(Data to use)

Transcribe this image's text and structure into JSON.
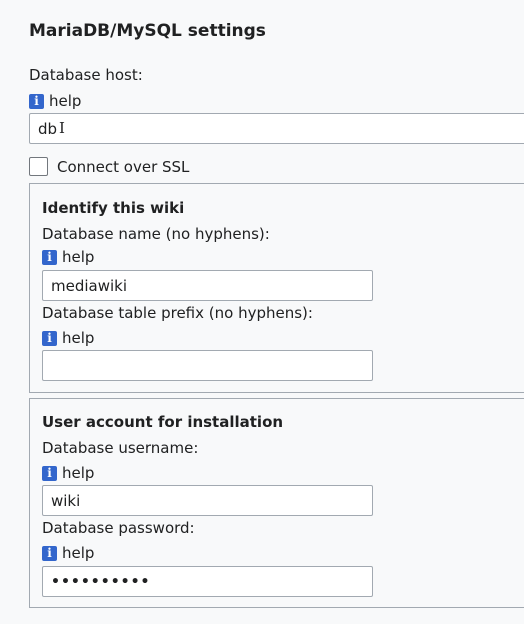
{
  "section": {
    "title": "MariaDB/MySQL settings"
  },
  "host": {
    "label": "Database host:",
    "help": "help",
    "value": "db"
  },
  "ssl": {
    "label": "Connect over SSL",
    "checked": false
  },
  "identify": {
    "legend": "Identify this wiki",
    "dbname_label": "Database name (no hyphens):",
    "dbname_help": "help",
    "dbname_value": "mediawiki",
    "prefix_label": "Database table prefix (no hyphens):",
    "prefix_help": "help",
    "prefix_value": ""
  },
  "account": {
    "legend": "User account for installation",
    "username_label": "Database username:",
    "username_help": "help",
    "username_value": "wiki",
    "password_label": "Database password:",
    "password_help": "help",
    "password_value": "••••••••••"
  },
  "icons": {
    "info": "info-icon",
    "text_cursor": "text-cursor-icon"
  },
  "colors": {
    "info_icon": "#3366cc",
    "border": "#a2a9b1",
    "background": "#f8f9fa"
  }
}
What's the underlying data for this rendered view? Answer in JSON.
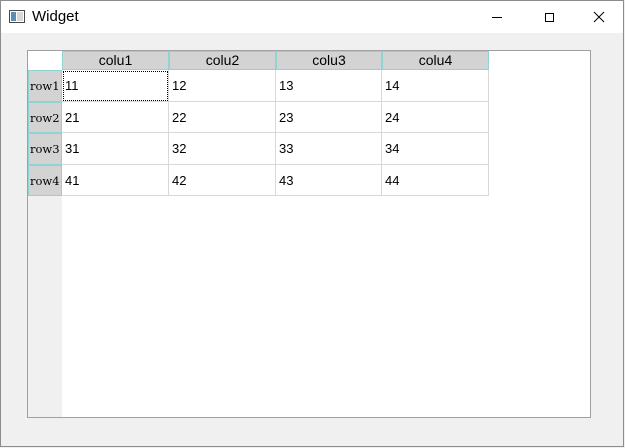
{
  "window": {
    "title": "Widget"
  },
  "table": {
    "columns": [
      "colu1",
      "colu2",
      "colu3",
      "colu4"
    ],
    "rows": [
      {
        "header": "row1",
        "cells": [
          "11",
          "12",
          "13",
          "14"
        ]
      },
      {
        "header": "row2",
        "cells": [
          "21",
          "22",
          "23",
          "24"
        ]
      },
      {
        "header": "row3",
        "cells": [
          "31",
          "32",
          "33",
          "34"
        ]
      },
      {
        "header": "row4",
        "cells": [
          "41",
          "42",
          "43",
          "44"
        ]
      }
    ]
  }
}
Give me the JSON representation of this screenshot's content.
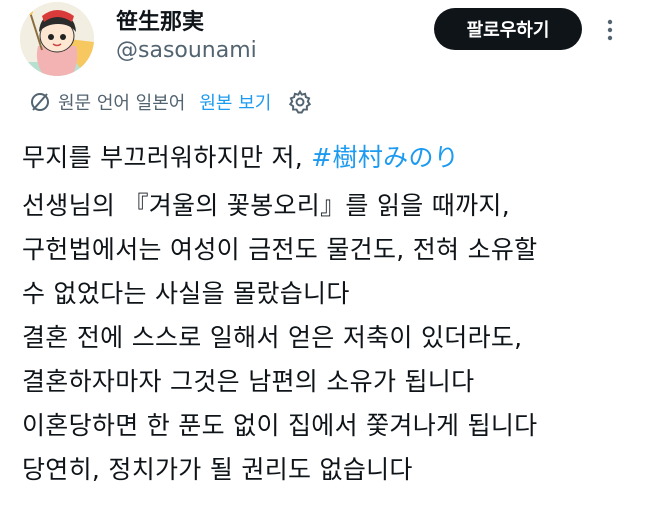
{
  "author": {
    "display_name": "笹生那実",
    "handle": "@sasounami"
  },
  "follow_button": "팔로우하기",
  "icons": {
    "avatar": "avatar-illustration",
    "more": "more-vertical-icon",
    "translate": "translate-icon",
    "settings": "gear-icon"
  },
  "translation": {
    "original_language": "원문 언어 일본어",
    "view_original": "원본 보기"
  },
  "post": {
    "first_line_text": "무지를 부끄러워하지만 저, ",
    "hashtag": "#樹村みのり",
    "lines": [
      "선생님의 『겨울의 꽃봉오리』를 읽을 때까지,",
      "구헌법에서는 여성이 금전도 물건도, 전혀 소유할",
      "수 없었다는 사실을 몰랐습니다",
      "결혼 전에 스스로 일해서 얻은 저축이 있더라도,",
      "결혼하자마자 그것은 남편의 소유가 됩니다",
      "이혼당하면 한 푼도 없이 집에서 쫓겨나게 됩니다",
      "당연히, 정치가가 될 권리도 없습니다"
    ]
  },
  "colors": {
    "text": "#0f1419",
    "secondary": "#536471",
    "link": "#1d9bf0",
    "button_bg": "#0f1419"
  }
}
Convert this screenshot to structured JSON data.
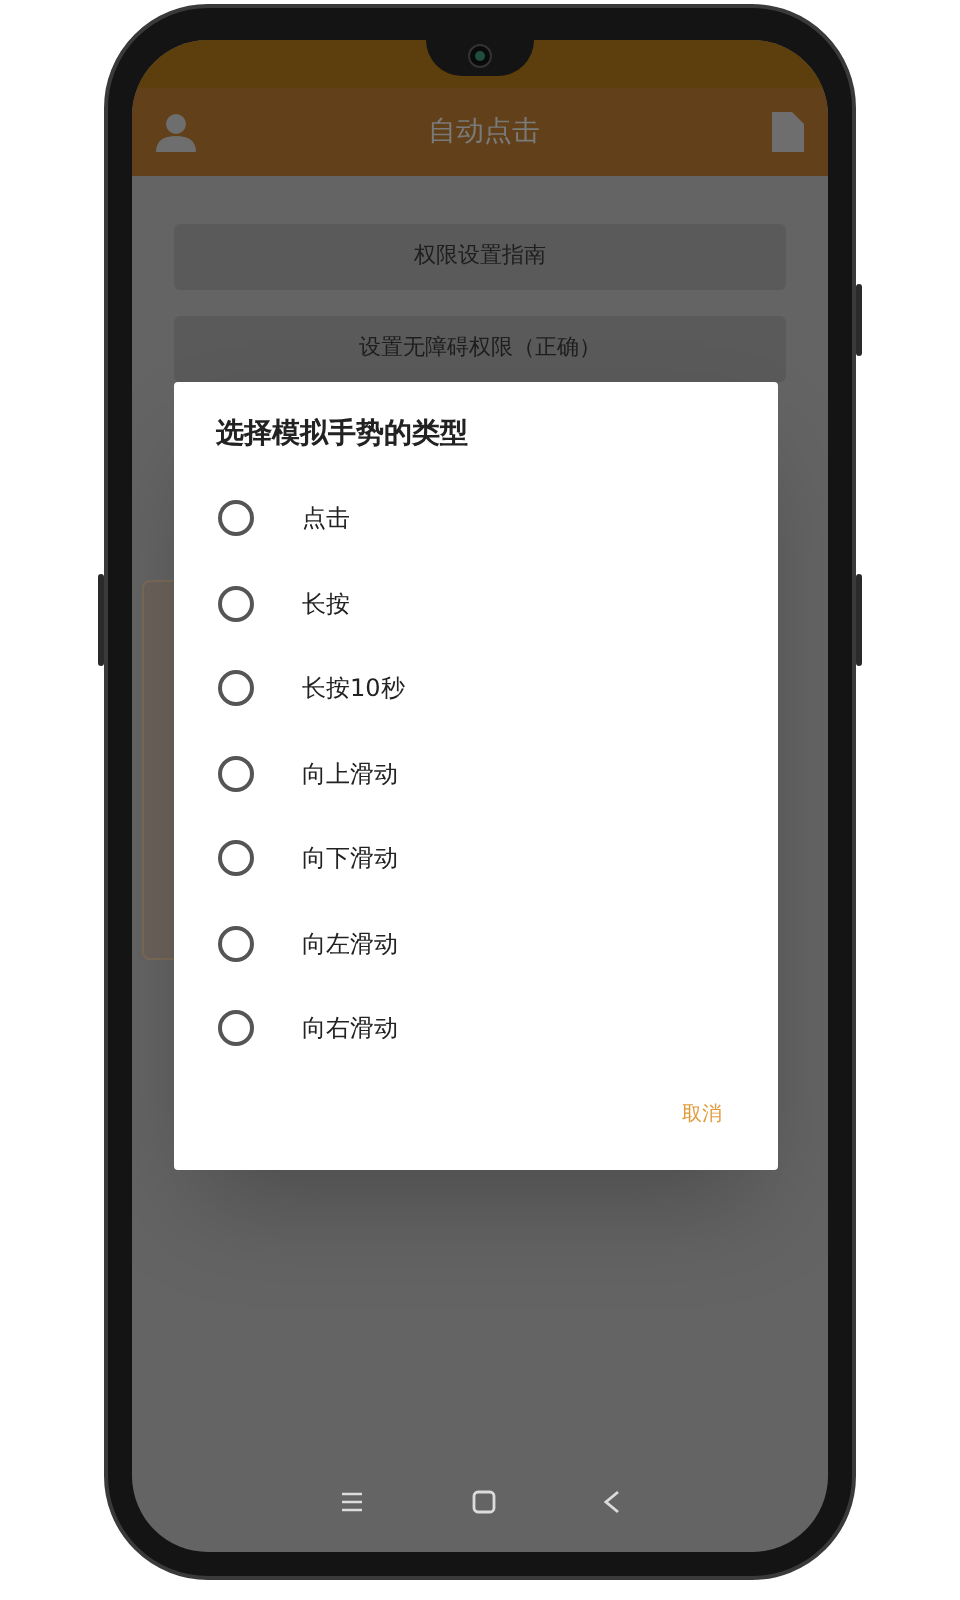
{
  "app_bar": {
    "title": "自动点击"
  },
  "buttons": [
    "权限设置指南",
    "设置无障碍权限（正确）"
  ],
  "dialog": {
    "title": "选择模拟手势的类型",
    "options": [
      {
        "label": "点击",
        "selected": false
      },
      {
        "label": "长按",
        "selected": false
      },
      {
        "label": "长按10秒",
        "selected": false
      },
      {
        "label": "向上滑动",
        "selected": false
      },
      {
        "label": "向下滑动",
        "selected": false
      },
      {
        "label": "向左滑动",
        "selected": false
      },
      {
        "label": "向右滑动",
        "selected": false
      }
    ],
    "actions": [
      "取消"
    ]
  }
}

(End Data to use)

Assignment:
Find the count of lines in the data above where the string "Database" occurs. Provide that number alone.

Answer to this problem:
5